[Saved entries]
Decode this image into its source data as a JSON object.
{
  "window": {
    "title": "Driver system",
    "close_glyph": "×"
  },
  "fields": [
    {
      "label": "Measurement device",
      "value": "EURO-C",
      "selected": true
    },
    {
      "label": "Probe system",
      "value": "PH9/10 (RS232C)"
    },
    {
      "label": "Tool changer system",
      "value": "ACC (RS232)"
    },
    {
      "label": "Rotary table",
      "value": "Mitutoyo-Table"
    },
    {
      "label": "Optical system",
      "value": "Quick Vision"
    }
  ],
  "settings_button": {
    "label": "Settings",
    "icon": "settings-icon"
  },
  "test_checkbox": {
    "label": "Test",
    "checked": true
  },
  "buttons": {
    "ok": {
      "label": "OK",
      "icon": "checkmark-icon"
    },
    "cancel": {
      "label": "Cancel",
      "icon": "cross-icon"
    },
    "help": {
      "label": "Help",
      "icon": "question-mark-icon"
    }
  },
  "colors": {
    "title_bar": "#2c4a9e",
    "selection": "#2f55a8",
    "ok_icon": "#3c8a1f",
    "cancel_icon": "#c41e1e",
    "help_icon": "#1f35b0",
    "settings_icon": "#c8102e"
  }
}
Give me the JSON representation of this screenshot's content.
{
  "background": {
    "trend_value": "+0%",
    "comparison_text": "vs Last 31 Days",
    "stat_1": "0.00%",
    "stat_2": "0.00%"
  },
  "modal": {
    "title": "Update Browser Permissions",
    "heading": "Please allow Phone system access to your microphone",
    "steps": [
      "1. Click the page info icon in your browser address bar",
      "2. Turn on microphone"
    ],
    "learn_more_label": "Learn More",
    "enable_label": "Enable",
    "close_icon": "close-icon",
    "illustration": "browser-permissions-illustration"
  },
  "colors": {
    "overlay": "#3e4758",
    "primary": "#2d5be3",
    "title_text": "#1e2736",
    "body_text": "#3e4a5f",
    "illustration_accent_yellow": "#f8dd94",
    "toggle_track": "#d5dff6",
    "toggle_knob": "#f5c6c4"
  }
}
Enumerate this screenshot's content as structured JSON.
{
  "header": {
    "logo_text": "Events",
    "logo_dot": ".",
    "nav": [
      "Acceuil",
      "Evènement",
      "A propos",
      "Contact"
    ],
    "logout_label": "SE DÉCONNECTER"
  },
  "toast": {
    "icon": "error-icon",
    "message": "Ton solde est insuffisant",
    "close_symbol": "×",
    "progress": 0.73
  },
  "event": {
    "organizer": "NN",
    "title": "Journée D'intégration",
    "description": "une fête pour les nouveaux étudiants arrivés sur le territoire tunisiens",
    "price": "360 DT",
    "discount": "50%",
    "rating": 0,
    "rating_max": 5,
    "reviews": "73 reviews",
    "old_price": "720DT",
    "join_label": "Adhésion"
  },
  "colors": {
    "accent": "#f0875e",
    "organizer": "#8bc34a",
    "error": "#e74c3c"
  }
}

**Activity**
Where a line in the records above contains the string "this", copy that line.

**Expected answer**
Decode this image into its source data as a JSON object.
Give me the JSON representation of this screenshot's content.
Enumerate this screenshot's content as structured JSON.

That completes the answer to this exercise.